Solderdoodle, a USB Rechargeable Wireless Soldering Iron

It seems I have to crack out my dusty old soldering iron less and less these days, but the one thing that really bugs me about having to use it is that it has to be plugged in; I have to create a work space and move what ever I am doing to a suitable area to use the soldering iron.

The Solderdoodle looks set to solve this problem by offering up a simple, open source device that can be part-made from a 3D printer, is USB rechargeable, doesn’t require mains power and can be easily transported for use on the go. The 18.8cm device runs from a USB rechargeable lithium Ion battery which can charge from a standard USB port on a laptop, desktop computer, mains adapter or similar device that have a USB 2.0 Type A connection. It takes three hours to charge and is said to last “hours” on a single charge.

Personally I think the best part is that it uses a standard soldering tip, so you can go down to your local hardware store and pick up replacement tips, no need for propitiatory hardware! The only downside is that it’ll only reach 500f (260c), which means it can’t handle non-leaded solder, but for something this portable I don’t really care, as it looks idea for those little electronic patch jobs that were just impractical with a wired soldering iron.

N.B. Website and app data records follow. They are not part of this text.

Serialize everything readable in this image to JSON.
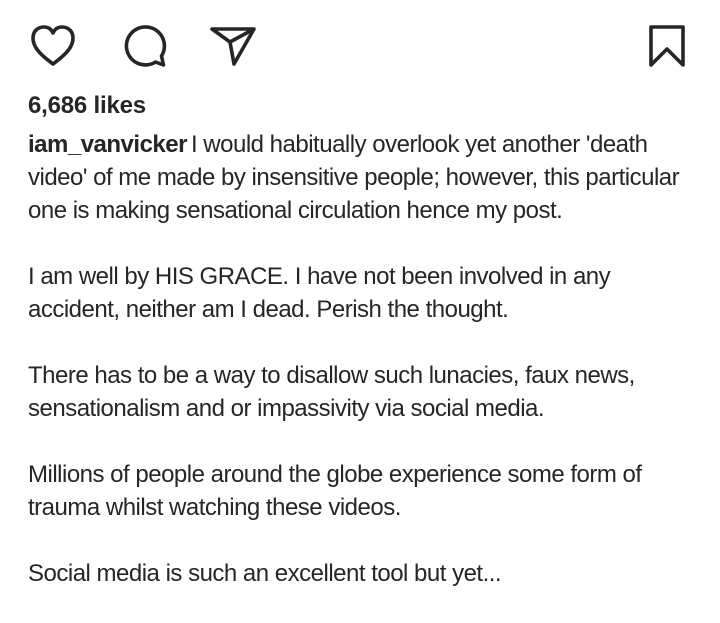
{
  "actions": {
    "like_icon": "heart-icon",
    "comment_icon": "comment-bubble-icon",
    "share_icon": "paper-plane-icon",
    "save_icon": "bookmark-icon"
  },
  "post": {
    "likes": "6,686 likes",
    "username": "iam_vanvicker",
    "caption_first": "I would habitually overlook yet another 'death video' of me made by insensitive people; however, this particular one is making sensational circulation hence my post.",
    "paragraphs": [
      "I am well by HIS GRACE. I have not been involved in any accident, neither am I dead. Perish the thought.",
      "There has to be a way to disallow such lunacies, faux news, sensationalism and or impassivity via social media.",
      "Millions of people around the globe experience some form of trauma whilst watching these videos.",
      "Social media is such an excellent tool but yet..."
    ]
  }
}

Thank you Instructables for providing us with this information.

Image courtesy of Instructables.

Forget the T-800, MIT and Google’s Boston Dynamics Are Said To Work on T-1000 Robots

There have been talk of future robots resembling the T-800 model from the Terminator series for some time now. Yet, no company has even arrived close to a design, yet alone a prototype of such a robot. While we won’t see any T-800’s running around anytime soon, we might see some versions similar to the T-1000. At least that is what MIT and Google’s Boston Dynamics are aiming to build.

Reports say that a team at MIT has discovered how to make a phase-changing material composed out of a mixture of wax and foam, having it change states from hard to soft at any given time. The researchers even state that thanks to the cheap materials and easy-to-make mixture, it can be used in a variety of robotics, spanning from common autonomous vacuum cleaners to high-tech advanced and complex robots.

The material has been stated to be the work of Anette Hosoi, a mechanical engineer and applied mathematics professor. She and her team, including her former graduate student Nadia Cheng, stated that the material could be used in a variety of fields, such as medical robots that can deform and change shape in order to navigate internal organs and vessels to perform delicate surgery. Other uses include rescue robots, having to navigate through collapsed structures in order to find and rescue survivors.

While the MIT has developed the material, it is said that Boston Dynamics is in charge of making the entire project, having it initially designed to contribute to Darpa’s Chemical Robots program aimed at developing robots with octopus-like abilities that are able to squeeze into small spaces. Therefore, the engineering team came up with the wax and foam idea, having the wax heated up with current running through a wire in the structure in order to make it malleable. A bonus to this technique is the material’s ability to ‘repair’ itself.

Having the wax material heated up, all deformations suffered while in the hardened state are said to repair themselves when in the soft state, just like the T-1000 robot from the Terminator movies, having the material recover from surface and even deeper damage. The researchers are said to now focus on finding a new material to replace the wax, having solder as a strong candidate. If the latter will prove to be true, then T-1000 models are not far away.

Thank you TechCrunch for providing us with this information
Image courtesy of TechCrunch